We have interviewed representatives of the privacy industry, legal experts, technology specialists, the media and even regulators, and paired them up into a four-part series of eight interviews.
The first instalment was released this week, featuring Emma Martins, Data Protection Commissioner for Guernsey, and Omer Tene, the Chief Knowledge Officer at the International Association of Privacy Professionals.
Despite the perception that they may come at GDPR from wholly different stances, there was in fact a reassuring amount of consistency between the two. Both Emma and Omer agreed that those who have already made the effort to conform with existing data protection regulations will be in a strong position for GDPR observance. After all, both those regulatory frameworks and the GDPR are based on the same fundamental principles.
However, when it came to how companies are approaching the 25th May deadline, the two sides’ different perspectives showed. The regulator hopes that most companies want to do right by the people on whom they hold data – echoing the intention of the legislation. On the other hand, the view of the privacy professional is that many businesses prefer to wait to see how enforcement manifests before committing to any change.
Such a strategy is, of course, perilous. Many organisations, including the EU itself, are educating citizens in their data rights, increasing the likelihood of them identifying inappropriate usage of their personal information and reacting. This reaction may, in the worst case, be informing the regulator. More likely though is that they will vote with their feet. Lack of respect for personal data is becoming as damning to a customer experience as poor support or service fulfilment – perhaps more so.
As Emma said herself, this is where the Data Protection Officer (DPO) comes in. Businesses require a collaborative and constructive presence observing how data is used, manipulated, stored and purged, and representing the interests of the data subject in order to avoid unwelcome backlash.
Unfortunately, many companies are slow to appoint a DPO as they see the protection of data subjects’ personal information as obstructive to their companies’ activity. However, a well-appointed DPO can in fact be entirely additive to the business. We have repeatedly seen DPOs’ impacts reach far beyond the basic protection of personal data. Typically, their ongoing review of how data is used leads to marked improvements in process efficiency, accuracy, productivity, resilience and even brand strength. And this is by no means an exhaustive list.

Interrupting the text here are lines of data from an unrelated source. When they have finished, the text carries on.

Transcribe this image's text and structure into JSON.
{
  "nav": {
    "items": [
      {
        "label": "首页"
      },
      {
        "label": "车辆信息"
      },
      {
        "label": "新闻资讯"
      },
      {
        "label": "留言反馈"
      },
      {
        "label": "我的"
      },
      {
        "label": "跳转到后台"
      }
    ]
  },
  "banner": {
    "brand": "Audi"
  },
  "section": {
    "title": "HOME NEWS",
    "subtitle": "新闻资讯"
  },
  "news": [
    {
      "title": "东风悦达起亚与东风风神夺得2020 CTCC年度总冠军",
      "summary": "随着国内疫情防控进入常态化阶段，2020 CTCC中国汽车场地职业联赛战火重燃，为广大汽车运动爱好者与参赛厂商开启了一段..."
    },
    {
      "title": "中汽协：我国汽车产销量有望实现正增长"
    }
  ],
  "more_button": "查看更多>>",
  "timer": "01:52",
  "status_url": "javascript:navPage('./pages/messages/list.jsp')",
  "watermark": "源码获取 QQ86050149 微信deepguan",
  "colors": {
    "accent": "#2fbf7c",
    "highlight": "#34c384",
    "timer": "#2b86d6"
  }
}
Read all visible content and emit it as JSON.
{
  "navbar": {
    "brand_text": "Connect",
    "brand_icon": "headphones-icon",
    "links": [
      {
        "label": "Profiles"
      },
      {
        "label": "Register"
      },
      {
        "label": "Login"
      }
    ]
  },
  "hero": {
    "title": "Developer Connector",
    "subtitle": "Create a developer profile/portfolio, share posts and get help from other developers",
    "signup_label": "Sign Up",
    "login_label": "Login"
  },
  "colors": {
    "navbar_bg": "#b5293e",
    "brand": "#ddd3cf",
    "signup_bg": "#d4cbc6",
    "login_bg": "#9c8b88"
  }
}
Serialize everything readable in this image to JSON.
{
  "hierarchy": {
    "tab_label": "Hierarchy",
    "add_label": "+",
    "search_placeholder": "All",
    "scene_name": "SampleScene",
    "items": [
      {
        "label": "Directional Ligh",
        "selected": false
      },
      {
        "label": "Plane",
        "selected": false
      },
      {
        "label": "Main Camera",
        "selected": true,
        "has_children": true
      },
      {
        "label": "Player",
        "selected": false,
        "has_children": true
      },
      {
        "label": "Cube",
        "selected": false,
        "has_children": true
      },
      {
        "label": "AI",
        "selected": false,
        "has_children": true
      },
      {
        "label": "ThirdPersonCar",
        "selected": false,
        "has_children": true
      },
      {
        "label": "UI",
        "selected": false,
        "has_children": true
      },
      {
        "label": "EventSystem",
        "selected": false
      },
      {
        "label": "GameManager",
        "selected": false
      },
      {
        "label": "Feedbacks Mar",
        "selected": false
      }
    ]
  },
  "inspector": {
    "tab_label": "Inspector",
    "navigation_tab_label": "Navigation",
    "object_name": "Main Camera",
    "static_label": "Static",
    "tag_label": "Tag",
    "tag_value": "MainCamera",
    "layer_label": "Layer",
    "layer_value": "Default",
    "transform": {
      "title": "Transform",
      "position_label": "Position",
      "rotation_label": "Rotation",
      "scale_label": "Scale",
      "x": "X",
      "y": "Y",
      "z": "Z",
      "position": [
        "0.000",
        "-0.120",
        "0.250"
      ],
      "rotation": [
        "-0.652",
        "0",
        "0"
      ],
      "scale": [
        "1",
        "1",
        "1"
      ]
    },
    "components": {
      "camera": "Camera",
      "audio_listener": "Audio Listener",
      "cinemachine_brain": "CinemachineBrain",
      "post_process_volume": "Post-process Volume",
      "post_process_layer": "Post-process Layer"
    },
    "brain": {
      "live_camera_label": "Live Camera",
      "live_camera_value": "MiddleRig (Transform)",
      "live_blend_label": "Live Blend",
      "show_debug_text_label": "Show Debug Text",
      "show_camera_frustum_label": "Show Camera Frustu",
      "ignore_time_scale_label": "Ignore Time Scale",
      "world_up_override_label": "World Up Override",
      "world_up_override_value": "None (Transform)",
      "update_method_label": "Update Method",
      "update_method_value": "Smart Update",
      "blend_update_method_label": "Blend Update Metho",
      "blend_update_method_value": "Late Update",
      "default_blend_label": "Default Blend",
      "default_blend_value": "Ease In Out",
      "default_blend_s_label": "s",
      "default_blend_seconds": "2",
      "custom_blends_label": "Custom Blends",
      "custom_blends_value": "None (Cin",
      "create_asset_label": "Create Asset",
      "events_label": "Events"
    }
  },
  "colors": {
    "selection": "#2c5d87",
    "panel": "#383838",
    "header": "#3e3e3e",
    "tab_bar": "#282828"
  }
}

The greatest DPO-driven benefits to a business typically come when the DPO is external. As with any outsourced scenario, the pool of expertise that can be brought to bear by a service provider is far greater than any single, time-constrained internal appointment. An external DPO also enjoys easier independence within the company than any employee, and usually wider and deeper access to the business’ executives – a crucial necessity that Emma Martins points out in her interview.
This is why Calligo has designed its Data Protection Officer as a Service offering.
You can also access Omer and Emma’s interviews, and the rest of the GDPR Interview Series, here.